- Plane Weaver
“Mamaaaa, I can’t see!” came the whine of a small girl with a head full of red curls, standing on her tiptoes in a cheering crowd, teetering over with the effort to make herself taller to see over the top. Her mother laughed, and picked up her daughter and placed her on her shoulders.
“Is that better, Natascha?” she asked, as her daughter shrieked with excitement at being so high from the ground.
“I can see all of Wastaban!” the girl shouted, “I can see Telemere and Esteban and Wom and-”
“I thought I put you up there so you could see the Silent Regent,” her mother teased, “not so you could see the city’s sights.”
“I caaaan’t see the Silent Wegent, Mama,” Natascha replied with a harumph, “what if she doesn’t come?”
“She always comes, Natascha,” her mother laughed, shaking a little to make her daughter laugh and hold on tighter on her shoulders, “you have to be patient!
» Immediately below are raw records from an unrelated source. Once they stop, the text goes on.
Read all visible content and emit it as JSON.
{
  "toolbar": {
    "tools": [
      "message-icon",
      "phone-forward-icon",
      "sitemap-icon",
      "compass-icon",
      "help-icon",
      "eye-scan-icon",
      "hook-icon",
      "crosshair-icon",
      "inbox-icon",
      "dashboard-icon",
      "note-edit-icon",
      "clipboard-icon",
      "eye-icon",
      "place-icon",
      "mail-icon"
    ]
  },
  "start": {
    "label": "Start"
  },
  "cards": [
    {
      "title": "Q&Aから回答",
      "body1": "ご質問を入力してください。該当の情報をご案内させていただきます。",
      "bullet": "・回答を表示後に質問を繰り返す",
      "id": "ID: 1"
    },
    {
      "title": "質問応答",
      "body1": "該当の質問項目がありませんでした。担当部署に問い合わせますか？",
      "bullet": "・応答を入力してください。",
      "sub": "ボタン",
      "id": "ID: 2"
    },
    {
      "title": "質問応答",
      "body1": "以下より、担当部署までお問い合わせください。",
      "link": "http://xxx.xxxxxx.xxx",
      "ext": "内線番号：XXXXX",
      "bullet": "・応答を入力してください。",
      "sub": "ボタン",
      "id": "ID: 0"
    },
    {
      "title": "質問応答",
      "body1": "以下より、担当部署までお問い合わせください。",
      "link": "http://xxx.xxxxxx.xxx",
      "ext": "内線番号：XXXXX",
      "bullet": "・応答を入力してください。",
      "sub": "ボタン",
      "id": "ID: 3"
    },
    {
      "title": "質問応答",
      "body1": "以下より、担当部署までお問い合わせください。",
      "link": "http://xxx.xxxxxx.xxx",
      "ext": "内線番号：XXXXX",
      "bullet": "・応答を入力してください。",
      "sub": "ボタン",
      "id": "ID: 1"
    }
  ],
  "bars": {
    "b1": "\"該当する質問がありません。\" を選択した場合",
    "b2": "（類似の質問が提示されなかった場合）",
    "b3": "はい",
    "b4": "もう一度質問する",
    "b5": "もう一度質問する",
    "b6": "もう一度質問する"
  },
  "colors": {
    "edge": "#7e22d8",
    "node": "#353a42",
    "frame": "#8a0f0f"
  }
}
Tell me about the parade, what can you see?”
“I can seee Torch Pally-dins, they’re dancing with fire!”
“Paladins, Natascha, with an ‘ah’.”
“I can see Thwone Palardins, they’re being carried on chairs!”
“What kind of chairs?”
“Can you see any Wheel Paladins?” her mother asked, with a sense of curiosity, “they’re very rare you know.”
“Why?” her daughter asked, straining her neck to try and see further, “why are Wheel Pal-ar-dins ware?”
“Some say they all left the city a thousand years ago before the Edict of Isolation was made,” her mother explained, “others say that with the Edict, the Wheel was stifled and followers couldn’t uphold their holy vows.”
“Oh no! But we need Wheel Pal-ar-dins to keep the law!”
“Well quite right! Maybe you’ll become a Wheel Paladin one day and keep the law for us, Natascha! You are very good at cartwheels!”
Natascha laughed on her mother’s shoulders, and carried on looking around, “I can see wod Pal-ar-dins too - there’s Madam Temelesta!”
“Close enough - do you think you’d be a Rod Paladin, Natascha?”
“I don’t think I’d be stwong enough,” she said, with a sigh, “you need to be weeeeaaaally stwong to be a wod Pal-ar-din!”
“Weeeeeaaaaaallly stwong,” Natascha confirmed, missing the joke and stretching again to look around, a growing sense of confusion about her.
“What’s wrong?” her mother asked, and Natascha carried on looking around.
“I can’t see any Shwoud Pallydins,” Natascha sighed, “I never see any Shwoud Pallydins.”
“I rather think that’s the point, dear, don’t you remember what-”
Whatever Natascha’s mother was about to remind her was lost to a deafening chorus of trumpets, and the excited squeak of her daughter on her shoulders, “She’s coming! She’s coming!”
“Who’s coming, Natascha!”
“The Silent Wegent!!”
The crowd was all cheers, all pressing forward and closer to the boulevard to hope to catch a glimpse of the Imperial Palanquin passing by. The little girl with red curls sat with her head just above the crowd, her cheers as loud as her lungs would allow as the palanquin went past, but something didn’t sit right with her, and as the parade ended she was quieter than usual.
“Is everything okay, Natascha?” her mother asked her, and Natascha frowned.
“Does the Silent Wegent have many fwiends?” she asked, and her mother stopped dead. She looked around, with a look of worry that her daughter didn’t notice, before crouching down to talk quietly to her daughter.
“Of course the Silent Regent has friends, my dear, hundreds of friends, thousands of friends,” she smiled, hoping to coax a smile from her child, “why would you ask something like that?”
“She lives in the palace all alone,” Natascha replied, “and I think I’d get vewy lonely if I lived in a palace alone, and she didn’t have anyone to go with to the pawade, she was alone in her pallyquin.”
“Palanquin,” her mother corrected, her eyes flickering up to behind her daughter before meeting her eyes, “and she was riding alone because she’s the most important. So everyone could see her. You wouldn’t want her lost in a crowd, would you?”
“No, Mama, but-”
“And she’s not alone in her palace, she’s got hundreds of people there with her - that’s what the Imperial Bureaucracy is for.”
“The Impewial Buwockwacy are the Silent Wegent’s fwiends?”
“They’re all of our friends,” her mother smiled, glad they were onto safer ground, “do you think you might be a Bureaucrat one day?” she asked, offering her hand.
“Maybe,” Natascha replied, taking her mother’s hand to walk along, “I think I’d like to be the Silent Wegent’s fwiend.”
“Be a good citizen, Natascha, and you always will be.”